Only a brief opportunity to trail today, and a pair of Seven Dials venues.
Brighton & Hove High School GDST 
Just for the one weekend the school opens to showcase students’ A-level and competition work. See how the girls study the work of great photographers and the history of photography, and then produce their own responses. Fascinating to see how this school consistently supports the confident, creative development of its young artists, their critical research skills and a professional approach. I noted Jessy Plant’s dance and music-inspired work and Gitana Harfleet’s filmic images. Tea and cake on the lawn £1.
Cecil Rice 
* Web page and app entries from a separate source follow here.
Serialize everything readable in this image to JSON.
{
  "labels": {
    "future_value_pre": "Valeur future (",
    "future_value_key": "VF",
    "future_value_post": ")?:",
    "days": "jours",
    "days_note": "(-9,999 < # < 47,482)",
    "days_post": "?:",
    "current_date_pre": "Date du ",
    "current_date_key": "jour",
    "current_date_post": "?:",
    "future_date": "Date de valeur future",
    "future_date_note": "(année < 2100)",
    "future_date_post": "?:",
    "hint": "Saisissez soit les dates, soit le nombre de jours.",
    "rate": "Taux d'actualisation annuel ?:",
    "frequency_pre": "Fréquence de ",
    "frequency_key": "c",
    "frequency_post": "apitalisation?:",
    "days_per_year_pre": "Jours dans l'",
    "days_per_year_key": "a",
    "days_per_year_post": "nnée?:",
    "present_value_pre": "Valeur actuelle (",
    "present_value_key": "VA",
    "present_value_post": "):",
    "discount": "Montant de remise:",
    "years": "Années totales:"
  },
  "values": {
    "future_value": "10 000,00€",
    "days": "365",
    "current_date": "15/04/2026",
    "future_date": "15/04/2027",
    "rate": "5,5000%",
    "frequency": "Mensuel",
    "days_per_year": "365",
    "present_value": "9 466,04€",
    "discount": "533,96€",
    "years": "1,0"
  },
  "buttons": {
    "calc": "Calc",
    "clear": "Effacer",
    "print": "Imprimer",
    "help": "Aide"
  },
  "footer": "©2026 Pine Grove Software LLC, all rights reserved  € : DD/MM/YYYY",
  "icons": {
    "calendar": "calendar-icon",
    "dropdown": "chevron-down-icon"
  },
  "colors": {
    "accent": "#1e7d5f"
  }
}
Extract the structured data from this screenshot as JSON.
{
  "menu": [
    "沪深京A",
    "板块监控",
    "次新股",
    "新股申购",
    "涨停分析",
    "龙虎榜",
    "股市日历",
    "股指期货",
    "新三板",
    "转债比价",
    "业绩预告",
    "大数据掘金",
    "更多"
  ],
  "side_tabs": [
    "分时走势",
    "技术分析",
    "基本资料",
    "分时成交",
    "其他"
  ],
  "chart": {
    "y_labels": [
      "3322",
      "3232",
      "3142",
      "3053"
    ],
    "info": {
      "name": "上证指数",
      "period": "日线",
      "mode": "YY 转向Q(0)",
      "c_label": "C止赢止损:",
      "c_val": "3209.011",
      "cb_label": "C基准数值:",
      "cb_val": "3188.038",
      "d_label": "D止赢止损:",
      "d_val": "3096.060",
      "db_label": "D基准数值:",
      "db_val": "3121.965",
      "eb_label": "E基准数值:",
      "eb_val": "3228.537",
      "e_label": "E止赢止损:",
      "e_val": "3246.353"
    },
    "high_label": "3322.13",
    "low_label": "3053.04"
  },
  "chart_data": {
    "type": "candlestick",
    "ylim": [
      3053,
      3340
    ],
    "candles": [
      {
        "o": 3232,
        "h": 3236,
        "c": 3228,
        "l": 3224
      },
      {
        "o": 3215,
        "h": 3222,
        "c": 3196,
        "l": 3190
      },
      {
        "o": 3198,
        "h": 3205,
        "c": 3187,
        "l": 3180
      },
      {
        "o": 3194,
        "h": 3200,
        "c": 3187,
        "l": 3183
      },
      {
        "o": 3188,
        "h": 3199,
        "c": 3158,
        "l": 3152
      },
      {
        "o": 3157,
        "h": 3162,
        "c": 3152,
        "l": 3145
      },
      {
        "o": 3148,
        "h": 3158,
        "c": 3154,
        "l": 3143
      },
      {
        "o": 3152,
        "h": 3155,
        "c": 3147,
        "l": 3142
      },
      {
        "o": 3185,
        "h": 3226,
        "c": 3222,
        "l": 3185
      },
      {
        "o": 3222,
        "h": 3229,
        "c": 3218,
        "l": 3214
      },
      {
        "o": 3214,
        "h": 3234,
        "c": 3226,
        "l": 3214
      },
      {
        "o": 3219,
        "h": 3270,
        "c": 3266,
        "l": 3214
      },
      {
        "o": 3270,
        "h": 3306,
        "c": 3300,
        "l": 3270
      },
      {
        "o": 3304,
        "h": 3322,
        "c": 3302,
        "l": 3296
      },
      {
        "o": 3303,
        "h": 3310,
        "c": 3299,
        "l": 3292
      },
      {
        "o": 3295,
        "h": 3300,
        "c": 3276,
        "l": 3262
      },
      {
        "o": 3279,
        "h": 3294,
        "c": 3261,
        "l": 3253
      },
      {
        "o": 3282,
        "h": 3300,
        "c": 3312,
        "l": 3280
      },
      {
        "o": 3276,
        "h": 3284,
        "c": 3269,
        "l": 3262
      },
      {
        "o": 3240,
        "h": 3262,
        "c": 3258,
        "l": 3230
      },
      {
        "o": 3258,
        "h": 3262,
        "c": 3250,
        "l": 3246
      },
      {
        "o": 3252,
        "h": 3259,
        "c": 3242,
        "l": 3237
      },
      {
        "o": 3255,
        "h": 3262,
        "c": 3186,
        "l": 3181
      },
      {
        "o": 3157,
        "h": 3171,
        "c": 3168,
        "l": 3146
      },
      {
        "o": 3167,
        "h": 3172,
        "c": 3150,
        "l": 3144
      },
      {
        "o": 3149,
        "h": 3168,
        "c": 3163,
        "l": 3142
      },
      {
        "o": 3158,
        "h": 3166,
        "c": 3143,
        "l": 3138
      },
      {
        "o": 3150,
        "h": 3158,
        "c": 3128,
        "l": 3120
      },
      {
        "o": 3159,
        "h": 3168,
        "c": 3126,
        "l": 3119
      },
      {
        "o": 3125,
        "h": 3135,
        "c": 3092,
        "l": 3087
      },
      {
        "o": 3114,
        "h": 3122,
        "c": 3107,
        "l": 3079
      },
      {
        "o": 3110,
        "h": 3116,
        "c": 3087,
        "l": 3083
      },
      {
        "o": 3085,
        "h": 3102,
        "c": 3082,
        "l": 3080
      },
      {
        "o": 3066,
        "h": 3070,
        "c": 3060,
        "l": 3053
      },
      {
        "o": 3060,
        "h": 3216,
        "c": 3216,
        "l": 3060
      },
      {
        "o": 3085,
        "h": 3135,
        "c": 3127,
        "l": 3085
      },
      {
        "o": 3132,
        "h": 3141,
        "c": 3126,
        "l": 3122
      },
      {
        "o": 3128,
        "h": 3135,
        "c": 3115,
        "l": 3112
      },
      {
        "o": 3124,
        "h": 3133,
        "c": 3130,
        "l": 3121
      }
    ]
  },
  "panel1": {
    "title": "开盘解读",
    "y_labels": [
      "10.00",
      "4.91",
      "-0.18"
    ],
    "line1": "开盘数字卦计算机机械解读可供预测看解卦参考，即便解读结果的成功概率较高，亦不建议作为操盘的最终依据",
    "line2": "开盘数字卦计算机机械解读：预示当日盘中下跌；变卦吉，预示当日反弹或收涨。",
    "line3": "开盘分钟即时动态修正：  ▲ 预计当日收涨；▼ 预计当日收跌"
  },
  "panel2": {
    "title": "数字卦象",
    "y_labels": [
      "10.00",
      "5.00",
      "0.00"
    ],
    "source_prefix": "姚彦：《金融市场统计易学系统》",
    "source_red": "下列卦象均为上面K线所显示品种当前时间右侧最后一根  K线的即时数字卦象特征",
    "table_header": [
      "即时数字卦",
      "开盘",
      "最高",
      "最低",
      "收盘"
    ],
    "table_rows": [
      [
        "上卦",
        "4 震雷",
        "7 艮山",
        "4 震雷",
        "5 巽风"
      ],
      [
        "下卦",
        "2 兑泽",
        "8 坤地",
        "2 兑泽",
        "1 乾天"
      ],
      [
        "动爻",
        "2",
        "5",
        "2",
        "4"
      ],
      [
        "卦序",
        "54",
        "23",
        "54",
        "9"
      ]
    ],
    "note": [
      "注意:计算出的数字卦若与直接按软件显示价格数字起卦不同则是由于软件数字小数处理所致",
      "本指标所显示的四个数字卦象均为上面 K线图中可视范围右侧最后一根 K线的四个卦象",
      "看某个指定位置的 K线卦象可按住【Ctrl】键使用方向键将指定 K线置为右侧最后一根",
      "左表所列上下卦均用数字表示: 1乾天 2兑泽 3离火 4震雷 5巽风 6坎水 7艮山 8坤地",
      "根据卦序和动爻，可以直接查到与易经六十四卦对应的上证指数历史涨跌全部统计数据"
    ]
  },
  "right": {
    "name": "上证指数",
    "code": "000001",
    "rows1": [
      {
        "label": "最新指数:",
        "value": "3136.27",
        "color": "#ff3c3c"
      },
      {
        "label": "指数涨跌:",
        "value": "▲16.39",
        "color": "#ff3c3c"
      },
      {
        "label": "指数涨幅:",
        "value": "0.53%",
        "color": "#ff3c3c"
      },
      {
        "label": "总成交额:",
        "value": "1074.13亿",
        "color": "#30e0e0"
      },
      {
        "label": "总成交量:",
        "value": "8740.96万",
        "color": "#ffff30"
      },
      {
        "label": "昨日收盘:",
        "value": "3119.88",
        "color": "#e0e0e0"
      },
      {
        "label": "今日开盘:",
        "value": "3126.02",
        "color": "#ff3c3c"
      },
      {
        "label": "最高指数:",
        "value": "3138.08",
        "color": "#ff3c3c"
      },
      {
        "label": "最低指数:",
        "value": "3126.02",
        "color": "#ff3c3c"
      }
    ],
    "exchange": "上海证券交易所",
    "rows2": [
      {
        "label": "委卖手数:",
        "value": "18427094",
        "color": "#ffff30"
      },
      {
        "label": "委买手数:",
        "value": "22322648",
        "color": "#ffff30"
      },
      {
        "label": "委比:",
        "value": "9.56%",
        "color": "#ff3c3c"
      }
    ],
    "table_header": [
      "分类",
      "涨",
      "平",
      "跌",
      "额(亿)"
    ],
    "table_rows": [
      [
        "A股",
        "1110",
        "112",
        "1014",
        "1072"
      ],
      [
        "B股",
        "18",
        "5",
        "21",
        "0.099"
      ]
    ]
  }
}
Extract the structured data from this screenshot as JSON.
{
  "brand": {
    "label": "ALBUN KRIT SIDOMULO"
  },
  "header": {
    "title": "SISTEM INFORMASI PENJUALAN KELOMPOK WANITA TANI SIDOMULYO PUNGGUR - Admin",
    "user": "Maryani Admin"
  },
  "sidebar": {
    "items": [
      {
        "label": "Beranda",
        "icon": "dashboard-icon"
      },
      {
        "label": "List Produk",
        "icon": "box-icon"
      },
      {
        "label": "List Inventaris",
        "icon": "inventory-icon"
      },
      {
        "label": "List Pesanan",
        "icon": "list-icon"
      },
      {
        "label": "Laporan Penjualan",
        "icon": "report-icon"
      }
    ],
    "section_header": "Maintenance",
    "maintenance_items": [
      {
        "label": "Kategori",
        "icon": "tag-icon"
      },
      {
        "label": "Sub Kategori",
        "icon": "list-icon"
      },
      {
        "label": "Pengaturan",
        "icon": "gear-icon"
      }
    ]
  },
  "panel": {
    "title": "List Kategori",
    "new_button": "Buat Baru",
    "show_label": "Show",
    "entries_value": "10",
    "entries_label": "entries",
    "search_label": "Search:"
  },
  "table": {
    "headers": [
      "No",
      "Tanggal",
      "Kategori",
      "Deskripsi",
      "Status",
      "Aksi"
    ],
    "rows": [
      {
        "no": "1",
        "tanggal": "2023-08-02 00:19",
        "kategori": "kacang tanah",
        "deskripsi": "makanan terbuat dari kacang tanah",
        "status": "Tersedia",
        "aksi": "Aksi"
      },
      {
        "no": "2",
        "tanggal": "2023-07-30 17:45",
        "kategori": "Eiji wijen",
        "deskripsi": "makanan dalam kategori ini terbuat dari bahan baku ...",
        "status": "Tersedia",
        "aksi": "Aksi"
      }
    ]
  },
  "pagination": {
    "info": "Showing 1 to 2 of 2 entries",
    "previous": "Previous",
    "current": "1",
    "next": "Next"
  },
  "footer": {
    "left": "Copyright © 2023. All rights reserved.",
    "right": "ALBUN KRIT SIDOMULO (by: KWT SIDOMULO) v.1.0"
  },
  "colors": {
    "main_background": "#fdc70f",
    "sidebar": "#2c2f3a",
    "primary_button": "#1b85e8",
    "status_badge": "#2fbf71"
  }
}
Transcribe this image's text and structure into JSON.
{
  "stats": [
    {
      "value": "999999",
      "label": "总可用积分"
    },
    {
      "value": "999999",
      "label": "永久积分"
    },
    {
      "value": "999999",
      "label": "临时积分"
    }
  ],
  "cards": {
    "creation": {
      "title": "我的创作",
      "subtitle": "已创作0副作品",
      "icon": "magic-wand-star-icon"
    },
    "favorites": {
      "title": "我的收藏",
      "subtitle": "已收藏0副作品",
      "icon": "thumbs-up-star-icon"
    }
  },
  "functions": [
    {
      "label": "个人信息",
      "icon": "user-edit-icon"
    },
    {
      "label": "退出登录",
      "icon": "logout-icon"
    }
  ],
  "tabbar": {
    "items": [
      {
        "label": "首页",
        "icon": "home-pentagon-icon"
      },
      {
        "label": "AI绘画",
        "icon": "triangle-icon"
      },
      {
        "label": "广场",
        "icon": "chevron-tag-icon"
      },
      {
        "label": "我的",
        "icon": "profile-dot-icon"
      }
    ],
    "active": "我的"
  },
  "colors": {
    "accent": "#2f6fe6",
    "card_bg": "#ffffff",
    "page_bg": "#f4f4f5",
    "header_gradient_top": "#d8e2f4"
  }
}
Constantly inspired by his knowledge of Venice and Brighton, ‘Painting the Light’ is very well named, the walls lined with glowing watercolours. Find out about painting courses at Rice’s home studio, books and instructional DVDs too. My image of the Festival so far – Rice’s “ Seven Dials Elm” watercolour, sparked by the recent controversy over the Green Council’s attempt to chop down a venerable elm tree, survivor of Dutch Elm disease and iconic feature of Seven Dials, in order to facilitate a pavement-widening scheme. The tree survived, and the painting celebrates the success of local campaigners in protecting it from the axe.
Image credit: Cecil Rice The Seven Dials Elm